## Data records
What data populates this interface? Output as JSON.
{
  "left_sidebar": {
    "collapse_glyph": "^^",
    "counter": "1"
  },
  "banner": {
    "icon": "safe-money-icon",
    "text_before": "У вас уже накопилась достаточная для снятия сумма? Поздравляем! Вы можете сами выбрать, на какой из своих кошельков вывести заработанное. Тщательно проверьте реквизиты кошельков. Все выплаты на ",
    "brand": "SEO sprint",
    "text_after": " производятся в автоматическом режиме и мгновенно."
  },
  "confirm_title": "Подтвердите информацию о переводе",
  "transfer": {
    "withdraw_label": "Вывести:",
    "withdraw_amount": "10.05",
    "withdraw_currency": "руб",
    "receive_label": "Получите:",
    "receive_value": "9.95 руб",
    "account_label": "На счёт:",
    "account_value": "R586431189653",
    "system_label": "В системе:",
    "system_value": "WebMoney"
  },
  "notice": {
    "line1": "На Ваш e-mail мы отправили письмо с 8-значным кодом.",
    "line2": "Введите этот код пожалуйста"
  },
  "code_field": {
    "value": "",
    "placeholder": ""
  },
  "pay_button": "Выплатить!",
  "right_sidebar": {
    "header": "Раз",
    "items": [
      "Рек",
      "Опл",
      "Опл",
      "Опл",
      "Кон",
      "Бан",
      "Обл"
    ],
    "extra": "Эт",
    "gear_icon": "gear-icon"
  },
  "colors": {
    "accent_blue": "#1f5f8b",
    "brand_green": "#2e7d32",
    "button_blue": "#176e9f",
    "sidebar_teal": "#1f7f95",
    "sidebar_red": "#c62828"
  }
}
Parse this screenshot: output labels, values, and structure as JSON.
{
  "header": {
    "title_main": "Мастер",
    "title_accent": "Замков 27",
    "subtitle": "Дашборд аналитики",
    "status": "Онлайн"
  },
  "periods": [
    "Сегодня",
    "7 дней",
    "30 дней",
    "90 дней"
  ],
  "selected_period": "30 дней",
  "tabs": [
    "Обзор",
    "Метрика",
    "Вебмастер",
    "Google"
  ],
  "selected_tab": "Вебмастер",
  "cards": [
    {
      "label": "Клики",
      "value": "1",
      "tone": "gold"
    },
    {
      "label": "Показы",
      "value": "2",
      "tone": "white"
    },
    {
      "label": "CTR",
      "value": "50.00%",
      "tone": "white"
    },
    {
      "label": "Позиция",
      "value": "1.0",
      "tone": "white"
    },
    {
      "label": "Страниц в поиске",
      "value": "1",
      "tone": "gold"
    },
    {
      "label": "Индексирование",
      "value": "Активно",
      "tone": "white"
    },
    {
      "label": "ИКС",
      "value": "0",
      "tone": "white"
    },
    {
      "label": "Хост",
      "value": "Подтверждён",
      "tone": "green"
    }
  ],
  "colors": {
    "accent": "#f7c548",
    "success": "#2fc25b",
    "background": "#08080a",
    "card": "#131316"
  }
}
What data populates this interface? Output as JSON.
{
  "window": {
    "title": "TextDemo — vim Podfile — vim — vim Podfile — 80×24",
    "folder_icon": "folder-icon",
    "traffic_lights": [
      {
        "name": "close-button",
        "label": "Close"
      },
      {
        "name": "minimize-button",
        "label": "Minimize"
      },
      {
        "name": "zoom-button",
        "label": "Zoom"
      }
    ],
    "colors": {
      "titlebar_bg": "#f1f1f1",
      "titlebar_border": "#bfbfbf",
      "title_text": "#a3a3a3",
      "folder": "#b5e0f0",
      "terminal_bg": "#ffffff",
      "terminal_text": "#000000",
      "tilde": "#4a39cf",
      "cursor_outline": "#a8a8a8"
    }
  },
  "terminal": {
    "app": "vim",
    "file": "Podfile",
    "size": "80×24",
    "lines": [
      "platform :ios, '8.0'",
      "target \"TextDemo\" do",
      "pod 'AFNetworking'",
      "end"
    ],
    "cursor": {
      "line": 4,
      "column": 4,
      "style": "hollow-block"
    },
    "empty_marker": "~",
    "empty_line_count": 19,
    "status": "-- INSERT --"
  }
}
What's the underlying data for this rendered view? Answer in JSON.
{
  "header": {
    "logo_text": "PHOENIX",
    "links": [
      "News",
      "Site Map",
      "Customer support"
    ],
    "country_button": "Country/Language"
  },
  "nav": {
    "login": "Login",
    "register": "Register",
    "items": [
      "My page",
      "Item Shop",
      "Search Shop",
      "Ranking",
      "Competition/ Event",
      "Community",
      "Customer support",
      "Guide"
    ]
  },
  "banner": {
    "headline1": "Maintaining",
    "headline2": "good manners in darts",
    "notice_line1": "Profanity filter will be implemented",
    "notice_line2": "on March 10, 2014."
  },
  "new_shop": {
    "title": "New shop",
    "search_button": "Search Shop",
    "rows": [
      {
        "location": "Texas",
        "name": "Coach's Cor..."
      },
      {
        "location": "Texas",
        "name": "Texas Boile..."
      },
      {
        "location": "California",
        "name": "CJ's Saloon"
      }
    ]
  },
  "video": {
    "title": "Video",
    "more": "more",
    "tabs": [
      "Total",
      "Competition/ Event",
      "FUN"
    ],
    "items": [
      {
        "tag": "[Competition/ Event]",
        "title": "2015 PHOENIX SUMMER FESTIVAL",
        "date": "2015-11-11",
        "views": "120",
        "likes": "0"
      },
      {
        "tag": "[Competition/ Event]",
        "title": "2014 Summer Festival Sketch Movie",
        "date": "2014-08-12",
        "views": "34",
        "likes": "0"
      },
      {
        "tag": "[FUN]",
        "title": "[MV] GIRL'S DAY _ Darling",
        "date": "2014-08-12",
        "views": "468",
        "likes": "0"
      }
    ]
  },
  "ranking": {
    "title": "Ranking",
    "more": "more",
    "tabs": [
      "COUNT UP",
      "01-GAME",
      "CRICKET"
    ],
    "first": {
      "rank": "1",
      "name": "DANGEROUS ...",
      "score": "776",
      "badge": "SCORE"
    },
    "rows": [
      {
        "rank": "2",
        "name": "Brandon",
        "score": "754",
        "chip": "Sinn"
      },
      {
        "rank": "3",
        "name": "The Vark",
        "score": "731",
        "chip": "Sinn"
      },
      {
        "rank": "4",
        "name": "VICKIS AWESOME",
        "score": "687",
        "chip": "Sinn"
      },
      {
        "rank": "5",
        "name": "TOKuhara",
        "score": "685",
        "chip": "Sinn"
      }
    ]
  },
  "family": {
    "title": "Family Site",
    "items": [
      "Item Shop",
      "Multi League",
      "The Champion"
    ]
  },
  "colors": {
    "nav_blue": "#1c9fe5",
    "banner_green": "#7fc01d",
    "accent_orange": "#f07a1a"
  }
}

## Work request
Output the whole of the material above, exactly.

## Exercise result
What data populates this interface? Output as JSON.
{
  "left_sidebar": {
    "collapse_glyph": "^^",
    "counter": "1"
  },
  "banner": {
    "icon": "safe-money-icon",
    "text_before": "У вас уже накопилась достаточная для снятия сумма? Поздравляем! Вы можете сами выбрать, на какой из своих кошельков вывести заработанное. Тщательно проверьте реквизиты кошельков. Все выплаты на ",
    "brand": "SEO sprint",
    "text_after": " производятся в автоматическом режиме и мгновенно."
  },
  "confirm_title": "Подтвердите информацию о переводе",
  "transfer": {
    "withdraw_label": "Вывести:",
    "withdraw_amount": "10.05",
    "withdraw_currency": "руб",
    "receive_label": "Получите:",
    "receive_value": "9.95 руб",
    "account_label": "На счёт:",
    "account_value": "R586431189653",
    "system_label": "В системе:",
    "system_value": "WebMoney"
  },
  "notice": {
    "line1": "На Ваш e-mail мы отправили письмо с 8-значным кодом.",
    "line2": "Введите этот код пожалуйста"
  },
  "code_field": {
    "value": "",
    "placeholder": ""
  },
  "pay_button": "Выплатить!",
  "right_sidebar": {
    "header": "Раз",
    "items": [
      "Рек",
      "Опл",
      "Опл",
      "Опл",
      "Кон",
      "Бан",
      "Обл"
    ],
    "extra": "Эт",
    "gear_icon": "gear-icon"
  },
  "colors": {
    "accent_blue": "#1f5f8b",
    "brand_green": "#2e7d32",
    "button_blue": "#176e9f",
    "sidebar_teal": "#1f7f95",
    "sidebar_red": "#c62828"
  }
}
Parse this screenshot: output labels, values, and structure as JSON.
{
  "header": {
    "title_main": "Мастер",
    "title_accent": "Замков 27",
    "subtitle": "Дашборд аналитики",
    "status": "Онлайн"
  },
  "periods": [
    "Сегодня",
    "7 дней",
    "30 дней",
    "90 дней"
  ],
  "selected_period": "30 дней",
  "tabs": [
    "Обзор",
    "Метрика",
    "Вебмастер",
    "Google"
  ],
  "selected_tab": "Вебмастер",
  "cards": [
    {
      "label": "Клики",
      "value": "1",
      "tone": "gold"
    },
    {
      "label": "Показы",
      "value": "2",
      "tone": "white"
    },
    {
      "label": "CTR",
      "value": "50.00%",
      "tone": "white"
    },
    {
      "label": "Позиция",
      "value": "1.0",
      "tone": "white"
    },
    {
      "label": "Страниц в поиске",
      "value": "1",
      "tone": "gold"
    },
    {
      "label": "Индексирование",
      "value": "Активно",
      "tone": "white"
    },
    {
      "label": "ИКС",
      "value": "0",
      "tone": "white"
    },
    {
      "label": "Хост",
      "value": "Подтверждён",
      "tone": "green"
    }
  ],
  "colors": {
    "accent": "#f7c548",
    "success": "#2fc25b",
    "background": "#08080a",
    "card": "#131316"
  }
}
What data populates this interface? Output as JSON.
{
  "window": {
    "title": "TextDemo — vim Podfile — vim — vim Podfile — 80×24",
    "folder_icon": "folder-icon",
    "traffic_lights": [
      {
        "name": "close-button",
        "label": "Close"
      },
      {
        "name": "minimize-button",
        "label": "Minimize"
      },
      {
        "name": "zoom-button",
        "label": "Zoom"
      }
    ],
    "colors": {
      "titlebar_bg": "#f1f1f1",
      "titlebar_border": "#bfbfbf",
      "title_text": "#a3a3a3",
      "folder": "#b5e0f0",
      "terminal_bg": "#ffffff",
      "terminal_text": "#000000",
      "tilde": "#4a39cf",
      "cursor_outline": "#a8a8a8"
    }
  },
  "terminal": {
    "app": "vim",
    "file": "Podfile",
    "size": "80×24",
    "lines": [
      "platform :ios, '8.0'",
      "target \"TextDemo\" do",
      "pod 'AFNetworking'",
      "end"
    ],
    "cursor": {
      "line": 4,
      "column": 4,
      "style": "hollow-block"
    },
    "empty_marker": "~",
    "empty_line_count": 19,
    "status": "-- INSERT --"
  }
}
What's the underlying data for this rendered view? Answer in JSON.
{
  "header": {
    "logo_text": "PHOENIX",
    "links": [
      "News",
      "Site Map",
      "Customer support"
    ],
    "country_button": "Country/Language"
  },
  "nav": {
    "login": "Login",
    "register": "Register",
    "items": [
      "My page",
      "Item Shop",
      "Search Shop",
      "Ranking",
      "Competition/ Event",
      "Community",
      "Customer support",
      "Guide"
    ]
  },
  "banner": {
    "headline1": "Maintaining",
    "headline2": "good manners in darts",
    "notice_line1": "Profanity filter will be implemented",
    "notice_line2": "on March 10, 2014."
  },
  "new_shop": {
    "title": "New shop",
    "search_button": "Search Shop",
    "rows": [
      {
        "location": "Texas",
        "name": "Coach's Cor..."
      },
      {
        "location": "Texas",
        "name": "Texas Boile..."
      },
      {
        "location": "California",
        "name": "CJ's Saloon"
      }
    ]
  },
  "video": {
    "title": "Video",
    "more": "more",
    "tabs": [
      "Total",
      "Competition/ Event",
      "FUN"
    ],
    "items": [
      {
        "tag": "[Competition/ Event]",
        "title": "2015 PHOENIX SUMMER FESTIVAL",
        "date": "2015-11-11",
        "views": "120",
        "likes": "0"
      },
      {
        "tag": "[Competition/ Event]",
        "title": "2014 Summer Festival Sketch Movie",
        "date": "2014-08-12",
        "views": "34",
        "likes": "0"
      },
      {
        "tag": "[FUN]",
        "title": "[MV] GIRL'S DAY _ Darling",
        "date": "2014-08-12",
        "views": "468",
        "likes": "0"
      }
    ]
  },
  "ranking": {
    "title": "Ranking",
    "more": "more",
    "tabs": [
      "COUNT UP",
      "01-GAME",
      "CRICKET"
    ],
    "first": {
      "rank": "1",
      "name": "DANGEROUS ...",
      "score": "776",
      "badge": "SCORE"
    },
    "rows": [
      {
        "rank": "2",
        "name": "Brandon",
        "score": "754",
        "chip": "Sinn"
      },
      {
        "rank": "3",
        "name": "The Vark",
        "score": "731",
        "chip": "Sinn"
      },
      {
        "rank": "4",
        "name": "VICKIS AWESOME",
        "score": "687",
        "chip": "Sinn"
      },
      {
        "rank": "5",
        "name": "TOKuhara",
        "score": "685",
        "chip": "Sinn"
      }
    ]
  },
  "family": {
    "title": "Family Site",
    "items": [
      "Item Shop",
      "Multi League",
      "The Champion"
    ]
  },
  "colors": {
    "nav_blue": "#1c9fe5",
    "banner_green": "#7fc01d",
    "accent_orange": "#f07a1a"
  }
}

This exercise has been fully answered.